Aim of the exercise: Among the entries below, find the lines with the word "Here" and return them.

------ Input data

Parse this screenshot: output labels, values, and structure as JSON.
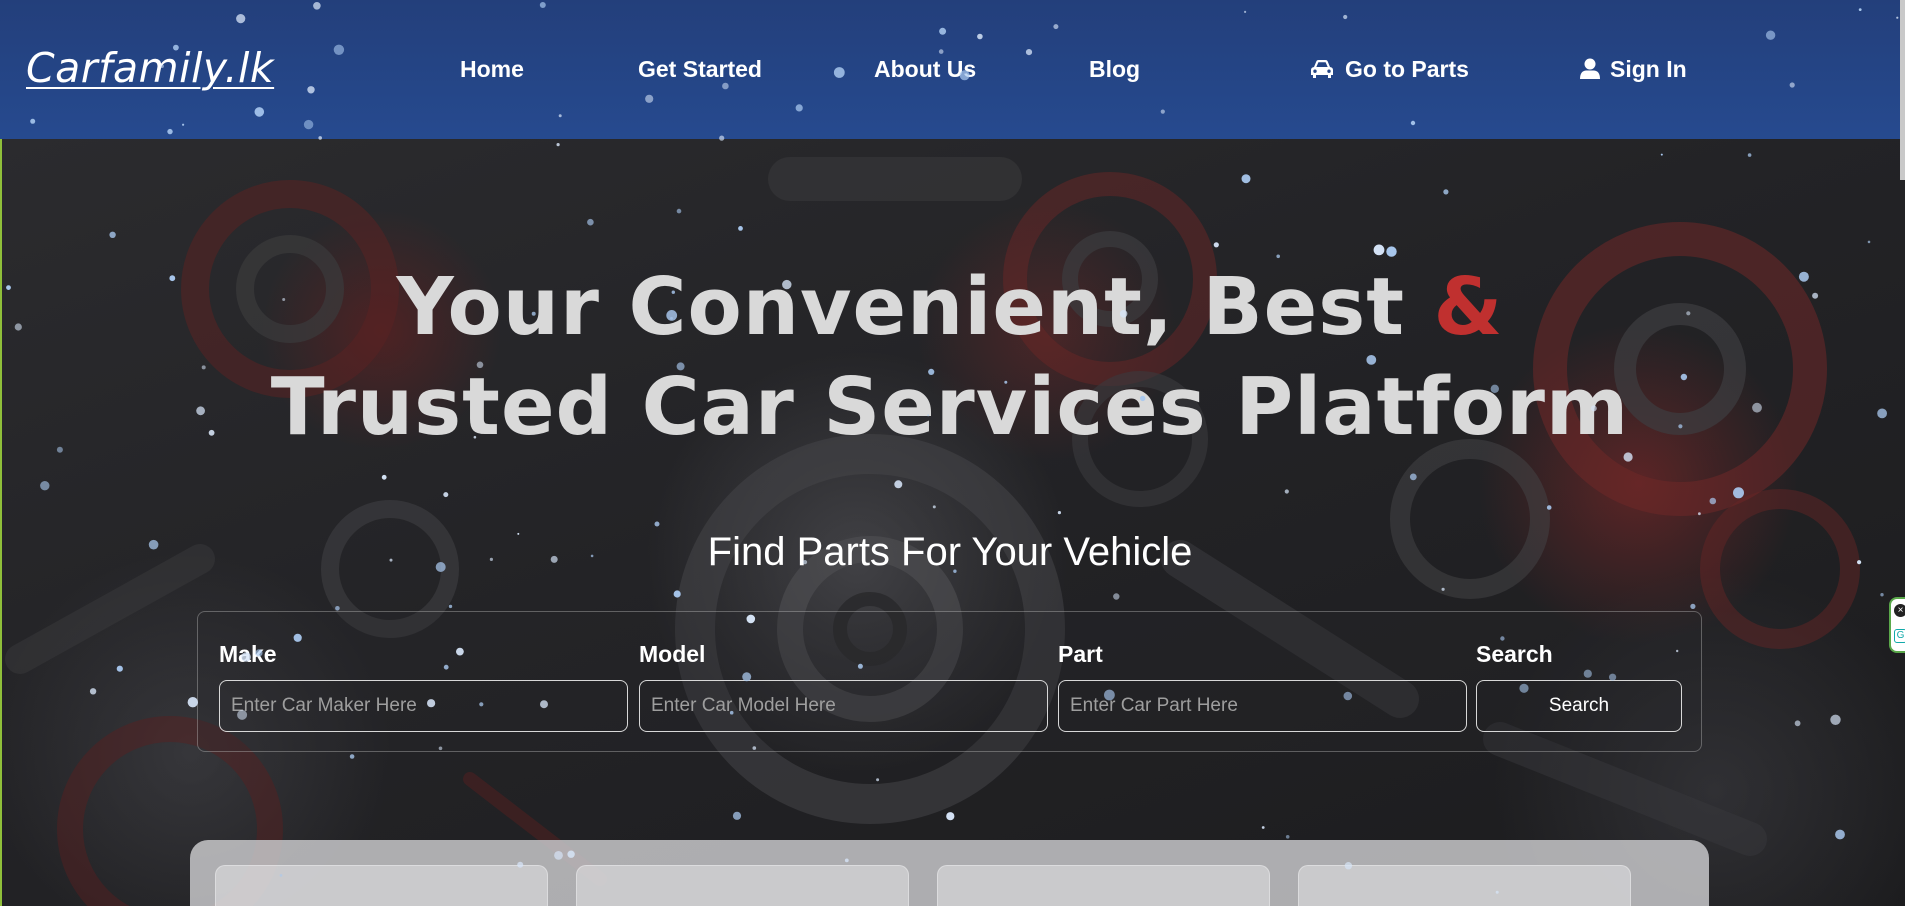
{
  "header": {
    "logo": "Carfamily.lk",
    "nav": [
      {
        "label": "Home",
        "icon": null
      },
      {
        "label": "Get Started",
        "icon": null
      },
      {
        "label": "About Us",
        "icon": null
      },
      {
        "label": "Blog",
        "icon": null
      },
      {
        "label": "Go to Parts",
        "icon": "car-icon"
      },
      {
        "label": "Sign In",
        "icon": "user-icon"
      }
    ]
  },
  "hero": {
    "headline_line1": "Your Convenient, Best",
    "headline_amp": "&",
    "headline_line2": "Trusted Car Services Platform",
    "subheading": "Find Parts For Your Vehicle"
  },
  "search": {
    "make_label": "Make",
    "make_placeholder": "Enter Car Maker Here",
    "model_label": "Model",
    "model_placeholder": "Enter Car Model Here",
    "part_label": "Part",
    "part_placeholder": "Enter Car Part Here",
    "search_label": "Search",
    "button_label": "Search"
  },
  "colors": {
    "header_blue": "#264a8f",
    "accent_red": "#c0302f",
    "text_white": "#ffffff"
  }
}
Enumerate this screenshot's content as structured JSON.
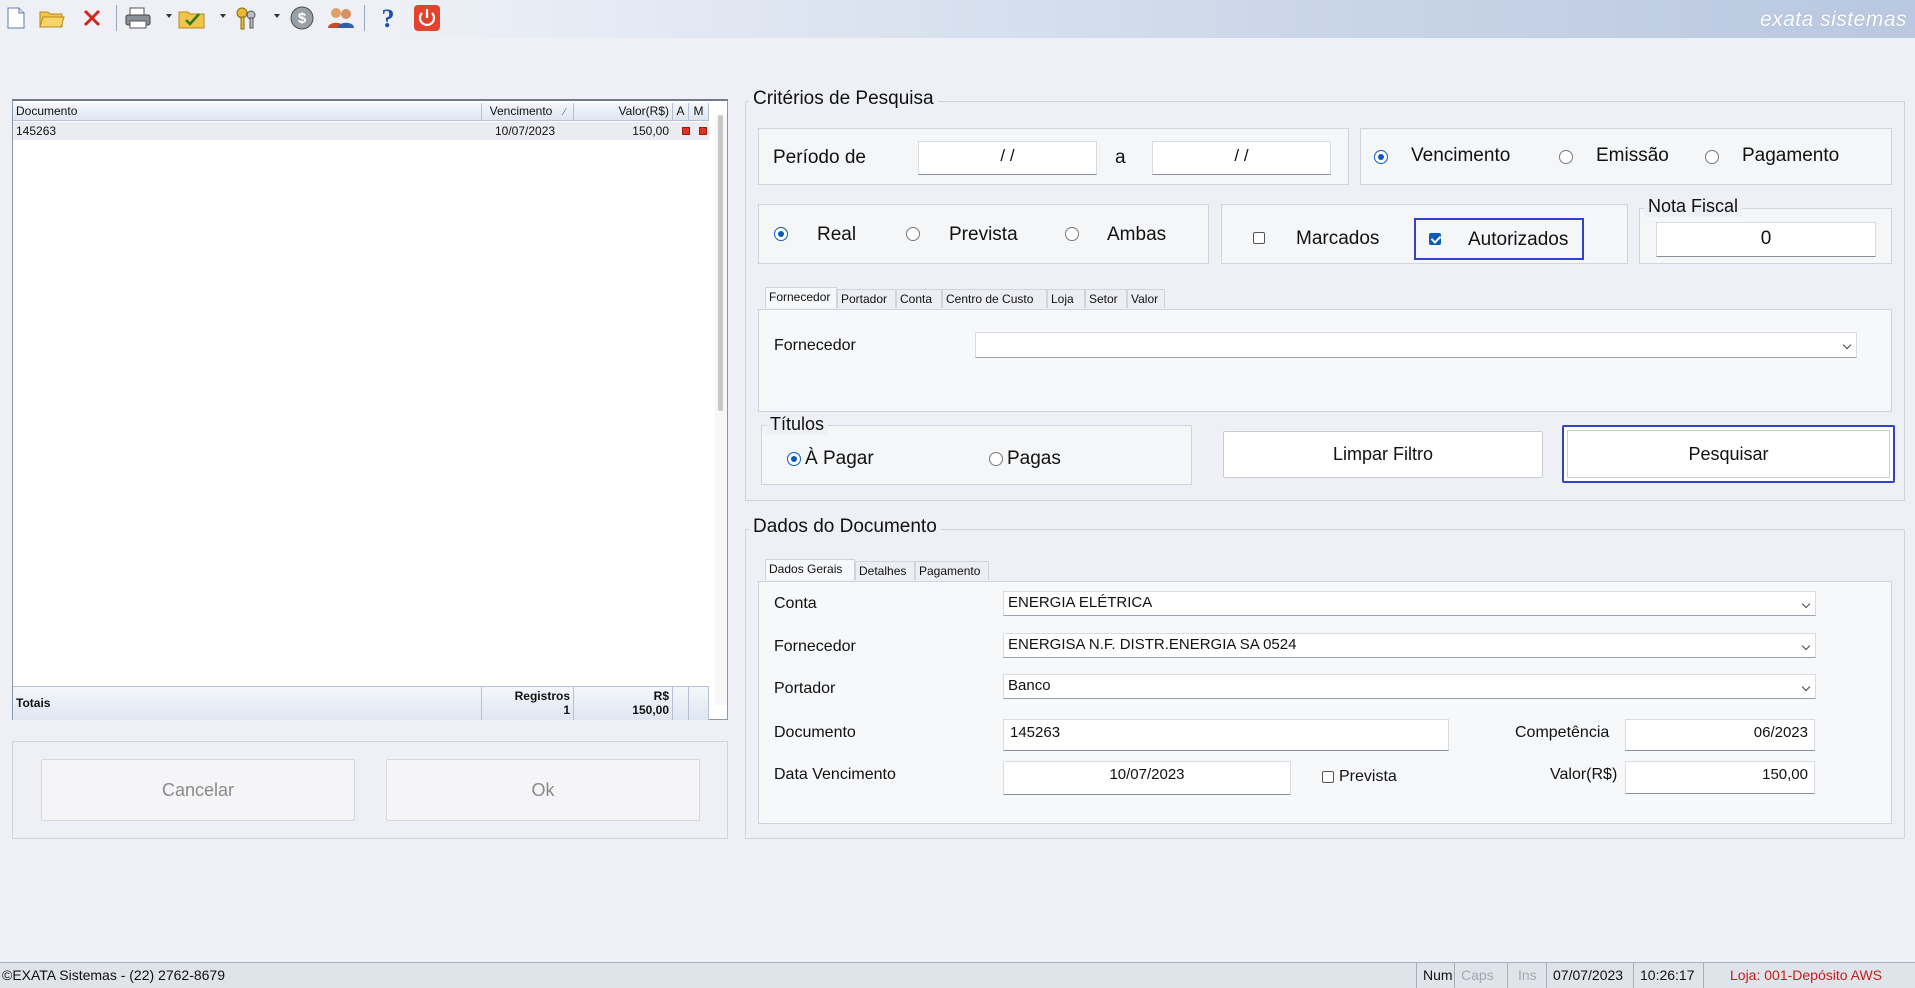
{
  "app": {
    "brand": "exata sistemas"
  },
  "toolbar": {
    "icons": [
      "new-document-icon",
      "open-folder-icon",
      "delete-icon",
      "print-icon",
      "folder-check-icon",
      "keys-icon",
      "money-icon",
      "users-icon",
      "help-icon",
      "power-icon"
    ]
  },
  "grid": {
    "columns": [
      "Documento",
      "Vencimento",
      "Valor(R$)",
      "A",
      "M"
    ],
    "rows": [
      {
        "documento": "145263",
        "vencimento": "10/07/2023",
        "valor": "150,00"
      }
    ],
    "totals": {
      "label": "Totais",
      "registros_label": "Registros",
      "registros": "1",
      "currency_label": "R$",
      "valor": "150,00"
    }
  },
  "bottom_buttons": {
    "cancel": "Cancelar",
    "ok": "Ok"
  },
  "criteria": {
    "legend": "Critérios de Pesquisa",
    "periodo_label": "Período de",
    "periodo_from": " /  /",
    "periodo_sep": "a",
    "periodo_to": " /  /",
    "date_type": {
      "options": [
        "Vencimento",
        "Emissão",
        "Pagamento"
      ],
      "selected": "Vencimento"
    },
    "kind": {
      "options": [
        "Real",
        "Prevista",
        "Ambas"
      ],
      "selected": "Real"
    },
    "marcados_label": "Marcados",
    "marcados_checked": false,
    "autorizados_label": "Autorizados",
    "autorizados_checked": true,
    "nota_fiscal_label": "Nota Fiscal",
    "nota_fiscal_value": "0",
    "tabs": [
      "Fornecedor",
      "Portador",
      "Conta",
      "Centro de Custo",
      "Loja",
      "Setor",
      "Valor"
    ],
    "active_tab": "Fornecedor",
    "fornecedor_label": "Fornecedor",
    "fornecedor_value": "",
    "titulos_legend": "Títulos",
    "titulos": {
      "options": [
        "À Pagar",
        "Pagas"
      ],
      "selected": "À Pagar"
    },
    "clear_button": "Limpar Filtro",
    "search_button": "Pesquisar"
  },
  "document": {
    "legend": "Dados do Documento",
    "tabs": [
      "Dados Gerais",
      "Detalhes",
      "Pagamento"
    ],
    "active_tab": "Dados Gerais",
    "conta_label": "Conta",
    "conta_value": "ENERGIA ELÉTRICA",
    "fornecedor_label": "Fornecedor",
    "fornecedor_value": "ENERGISA N.F. DISTR.ENERGIA SA 0524",
    "portador_label": "Portador",
    "portador_value": "Banco",
    "documento_label": "Documento",
    "documento_value": "145263",
    "competencia_label": "Competência",
    "competencia_value": "06/2023",
    "vencimento_label": "Data Vencimento",
    "vencimento_value": "10/07/2023",
    "prevista_label": "Prevista",
    "prevista_checked": false,
    "valor_label": "Valor(R$)",
    "valor_value": "150,00"
  },
  "statusbar": {
    "copyright": "©EXATA Sistemas - (22) 2762-8679",
    "num": "Num",
    "caps": "Caps",
    "ins": "Ins",
    "date": "07/07/2023",
    "time": "10:26:17",
    "loja": "Loja: 001-Depósito AWS",
    "loja_color": "#c0201a"
  }
}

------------

Answer to this problem:
    "make_placeholder": "Enter Car Maker Here",
    "model_placeholder": "Enter Car Model Here",
    "part_placeholder": "Enter Car Part Here",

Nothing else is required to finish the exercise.